So what is in the air? Look out for seasonal tree pollens now wherever you are and learn more about these allergy culprits that are likely to be not only in your backyard - but also in your nose and eyes!
Plant pollens such as trees, grasses and weeds are not the only allergens that affect the us while working in the garden. Many mold spores also affect people in the outdoors, seasonally, or even year round.
If there is an existing pollen problem in your landscape, replace that plant with a less allergenic selection.
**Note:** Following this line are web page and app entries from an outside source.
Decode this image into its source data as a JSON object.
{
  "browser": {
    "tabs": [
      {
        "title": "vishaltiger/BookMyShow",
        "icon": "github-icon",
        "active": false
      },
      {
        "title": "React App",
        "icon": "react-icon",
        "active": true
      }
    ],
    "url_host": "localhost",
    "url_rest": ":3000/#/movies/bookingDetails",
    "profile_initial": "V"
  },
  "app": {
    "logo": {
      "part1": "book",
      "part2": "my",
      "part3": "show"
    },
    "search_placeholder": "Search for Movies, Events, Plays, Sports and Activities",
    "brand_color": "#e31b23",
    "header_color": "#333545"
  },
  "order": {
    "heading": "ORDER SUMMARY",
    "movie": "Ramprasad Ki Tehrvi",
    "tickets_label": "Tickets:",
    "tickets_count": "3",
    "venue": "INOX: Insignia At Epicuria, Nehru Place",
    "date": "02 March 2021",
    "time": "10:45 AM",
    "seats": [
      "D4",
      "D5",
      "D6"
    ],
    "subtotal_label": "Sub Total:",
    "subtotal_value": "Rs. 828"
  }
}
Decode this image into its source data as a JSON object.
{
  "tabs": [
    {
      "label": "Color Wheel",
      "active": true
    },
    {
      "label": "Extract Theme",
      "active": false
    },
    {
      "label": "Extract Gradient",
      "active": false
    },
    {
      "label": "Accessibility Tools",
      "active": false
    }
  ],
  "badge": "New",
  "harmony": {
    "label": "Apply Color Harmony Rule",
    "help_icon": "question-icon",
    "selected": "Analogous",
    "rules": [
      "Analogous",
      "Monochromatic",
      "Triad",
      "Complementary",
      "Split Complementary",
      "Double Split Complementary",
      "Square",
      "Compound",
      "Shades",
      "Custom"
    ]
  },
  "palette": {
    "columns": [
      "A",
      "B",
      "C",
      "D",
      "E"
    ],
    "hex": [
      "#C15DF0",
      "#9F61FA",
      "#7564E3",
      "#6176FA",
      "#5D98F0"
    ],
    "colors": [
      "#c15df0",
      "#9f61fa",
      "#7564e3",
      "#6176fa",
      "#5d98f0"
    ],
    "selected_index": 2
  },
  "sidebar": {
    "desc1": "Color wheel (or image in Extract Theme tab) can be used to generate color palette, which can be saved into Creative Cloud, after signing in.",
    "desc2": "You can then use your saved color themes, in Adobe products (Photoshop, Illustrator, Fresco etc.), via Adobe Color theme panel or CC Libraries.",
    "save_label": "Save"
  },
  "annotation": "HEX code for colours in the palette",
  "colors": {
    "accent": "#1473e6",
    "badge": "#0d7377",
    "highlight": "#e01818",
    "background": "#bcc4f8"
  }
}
A system that may help you do this and indicates the likelihood of a plant's potential to cause allergy is the Ogren Plant Allergy Scale.
A pollen-producing tree in your own yard will expose you to up to ten times the amount of pollen as would the same tree planted just down the block from your home!
Here are some more allergy sufferer's tips for you and your yard:
- Wear a pollen mask while gardening
- Keep grass cut short
- Avoid touching your eyes and nose while gardening
- Plan outdoor time for rainy, wet, cloudy and windless days - which usually have lower pollen counts
- After yard work, leave your clothing outside of your bedroom, brush off your shoes and rinse your glasses. Also, wear gloves to minimize local contact and reduce irritation to the skin of your hands and arms
- Limit your gardening to short intervals on "high" pollen days
- If you are allergic to mold spores, avoid damp places and stagnant water
- Proximity and location of pollen-producing trees, shrubs and plants will affect your exposure to seasonal allergens
- Planting female trees in one's own yard may trap incoming airborne pollen from male plants
is an assistant clinical professor of medicine at the Long Island College Hospital and on the faculty of NYU School of Medicine. He is the current vice chair for public education committee of the American Academy of Allergy, Asthma and Immunology. No information in this blog is intended as medical advice to any reader or intended to diagnose or treat any medical condition.